▶ Aim of the exercise: Search the entries below for the word "this" and copy each line that has it.

▶ Raw data:

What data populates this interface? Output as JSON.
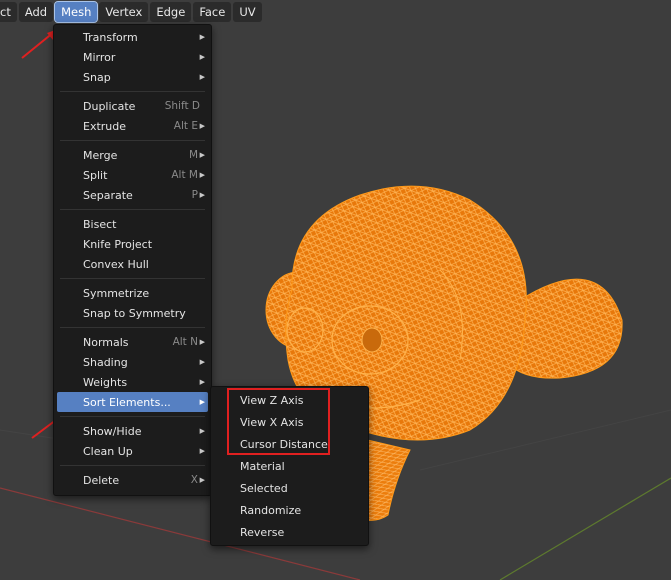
{
  "menubar": {
    "items": [
      {
        "label": "ct"
      },
      {
        "label": "Add"
      },
      {
        "label": "Mesh"
      },
      {
        "label": "Vertex"
      },
      {
        "label": "Edge"
      },
      {
        "label": "Face"
      },
      {
        "label": "UV"
      }
    ]
  },
  "mesh_menu": {
    "transform": {
      "label": "Transform"
    },
    "mirror": {
      "label": "Mirror"
    },
    "snap": {
      "label": "Snap"
    },
    "duplicate": {
      "label": "Duplicate",
      "shortcut": "Shift D"
    },
    "extrude": {
      "label": "Extrude",
      "shortcut": "Alt E"
    },
    "merge": {
      "label": "Merge",
      "shortcut": "M"
    },
    "split": {
      "label": "Split",
      "shortcut": "Alt M"
    },
    "separate": {
      "label": "Separate",
      "shortcut": "P"
    },
    "bisect": {
      "label": "Bisect"
    },
    "knife_project": {
      "label": "Knife Project"
    },
    "convex_hull": {
      "label": "Convex Hull"
    },
    "symmetrize": {
      "label": "Symmetrize"
    },
    "snap_to_symmetry": {
      "label": "Snap to Symmetry"
    },
    "normals": {
      "label": "Normals",
      "shortcut": "Alt N"
    },
    "shading": {
      "label": "Shading"
    },
    "weights": {
      "label": "Weights"
    },
    "sort_elements": {
      "label": "Sort Elements..."
    },
    "show_hide": {
      "label": "Show/Hide"
    },
    "clean_up": {
      "label": "Clean Up"
    },
    "delete": {
      "label": "Delete",
      "shortcut": "X"
    }
  },
  "sort_menu": {
    "items": [
      {
        "label": "View Z Axis"
      },
      {
        "label": "View X Axis"
      },
      {
        "label": "Cursor Distance"
      },
      {
        "label": "Material"
      },
      {
        "label": "Selected"
      },
      {
        "label": "Randomize"
      },
      {
        "label": "Reverse"
      }
    ]
  },
  "colors": {
    "viewport_bg": "#3d3d3d",
    "highlight": "#5680c2",
    "wireframe": "#ff8c00",
    "annotation": "#e02020"
  }
}
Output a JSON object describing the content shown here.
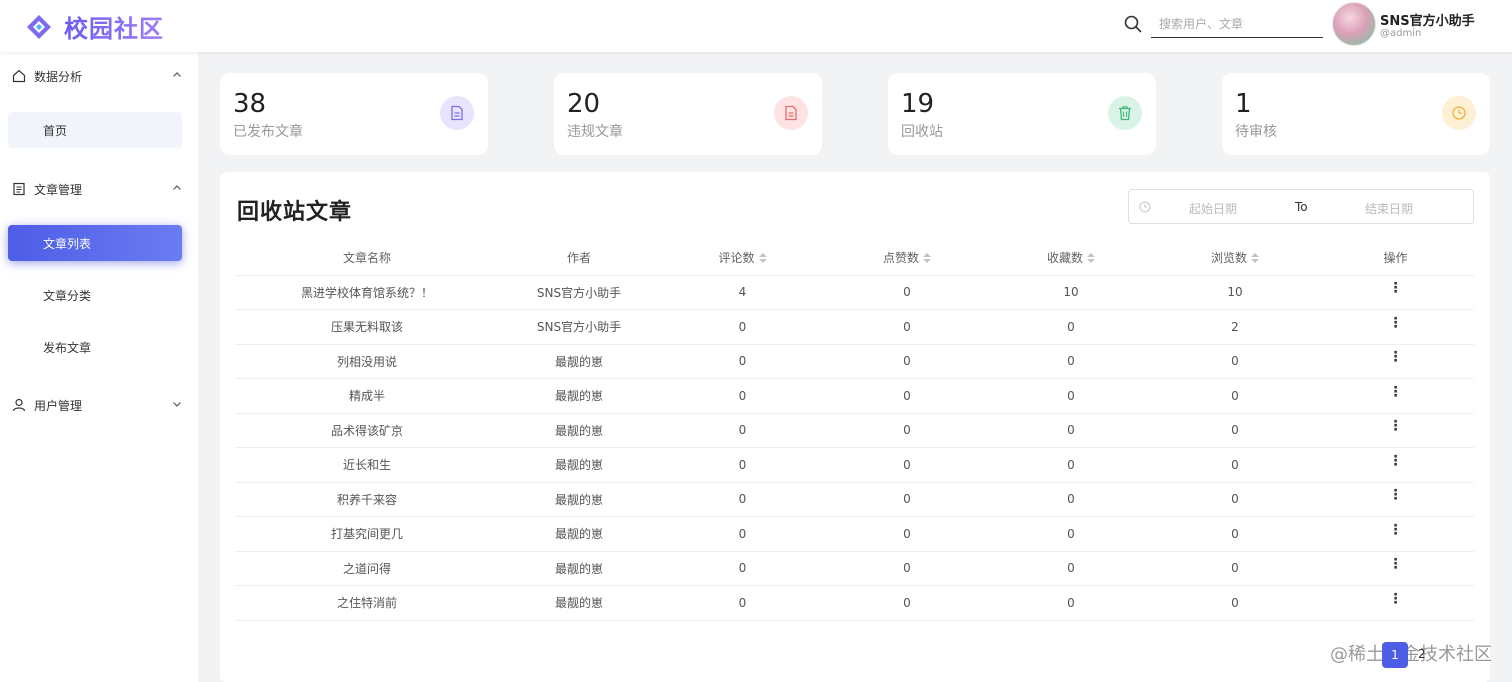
{
  "header": {
    "logo_text": "校园社区",
    "search_placeholder": "搜索用户、文章",
    "user_name": "SNS官方小助手",
    "user_handle": "@admin"
  },
  "sidebar": {
    "groups": [
      {
        "label": "数据分析",
        "icon": "home-icon",
        "expanded": true,
        "items": [
          "首页"
        ]
      },
      {
        "label": "文章管理",
        "icon": "document-icon",
        "expanded": true,
        "items": [
          "文章列表",
          "文章分类",
          "发布文章"
        ]
      },
      {
        "label": "用户管理",
        "icon": "user-icon",
        "expanded": false,
        "items": []
      }
    ],
    "active_item": "文章列表"
  },
  "stats": [
    {
      "value": "38",
      "label": "已发布文章",
      "icon": "document-icon",
      "color": "#7c6cf0",
      "bg": "#e8e4fd"
    },
    {
      "value": "20",
      "label": "违规文章",
      "icon": "document-icon",
      "color": "#ea6b6b",
      "bg": "#fde3e3"
    },
    {
      "value": "19",
      "label": "回收站",
      "icon": "trash-icon",
      "color": "#3cb97a",
      "bg": "#d9f4e6"
    },
    {
      "value": "1",
      "label": "待审核",
      "icon": "clock-icon",
      "color": "#f0b23c",
      "bg": "#fdf0d4"
    }
  ],
  "panel": {
    "title": "回收站文章",
    "date_start_placeholder": "起始日期",
    "date_separator": "To",
    "date_end_placeholder": "结束日期"
  },
  "table": {
    "columns": [
      "文章名称",
      "作者",
      "评论数",
      "点赞数",
      "收藏数",
      "浏览数",
      "操作"
    ],
    "rows": [
      {
        "title": "黑进学校体育馆系统？！",
        "author": "SNS官方小助手",
        "comments": "4",
        "likes": "0",
        "favorites": "10",
        "views": "10"
      },
      {
        "title": "压果无料取该",
        "author": "SNS官方小助手",
        "comments": "0",
        "likes": "0",
        "favorites": "0",
        "views": "2"
      },
      {
        "title": "列相没用说",
        "author": "最靓的崽",
        "comments": "0",
        "likes": "0",
        "favorites": "0",
        "views": "0"
      },
      {
        "title": "精成半",
        "author": "最靓的崽",
        "comments": "0",
        "likes": "0",
        "favorites": "0",
        "views": "0"
      },
      {
        "title": "品术得该矿京",
        "author": "最靓的崽",
        "comments": "0",
        "likes": "0",
        "favorites": "0",
        "views": "0"
      },
      {
        "title": "近长和生",
        "author": "最靓的崽",
        "comments": "0",
        "likes": "0",
        "favorites": "0",
        "views": "0"
      },
      {
        "title": "积养千来容",
        "author": "最靓的崽",
        "comments": "0",
        "likes": "0",
        "favorites": "0",
        "views": "0"
      },
      {
        "title": "打基究间更几",
        "author": "最靓的崽",
        "comments": "0",
        "likes": "0",
        "favorites": "0",
        "views": "0"
      },
      {
        "title": "之道问得",
        "author": "最靓的崽",
        "comments": "0",
        "likes": "0",
        "favorites": "0",
        "views": "0"
      },
      {
        "title": "之住特消前",
        "author": "最靓的崽",
        "comments": "0",
        "likes": "0",
        "favorites": "0",
        "views": "0"
      }
    ],
    "more_glyph": "⋮"
  },
  "pagination": {
    "current": "1",
    "next": "2"
  },
  "watermark": "@稀土掘金技术社区"
}
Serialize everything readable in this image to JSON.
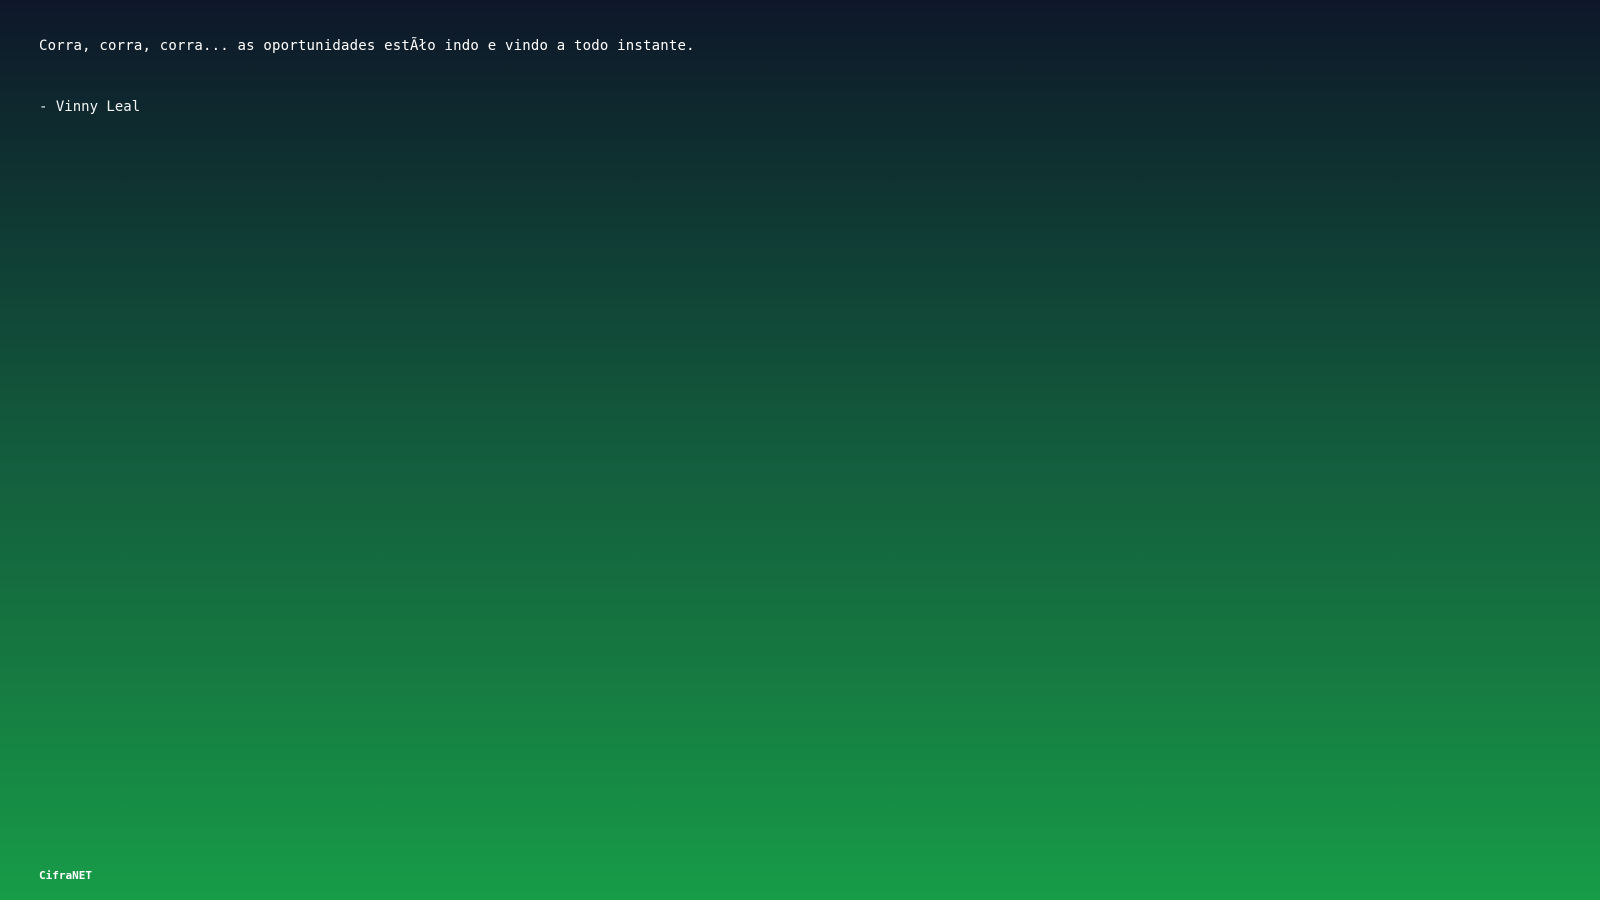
{
  "quote": {
    "text": "Corra, corra, corra... as oportunidades estÃło indo e vindo a todo instante.",
    "author": "- Vinny Leal"
  },
  "footer": {
    "brand": "CifraNET"
  }
}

▶ Task solution:
What data populates this interface? Output as JSON.
Serialize everything readable in this image to JSON.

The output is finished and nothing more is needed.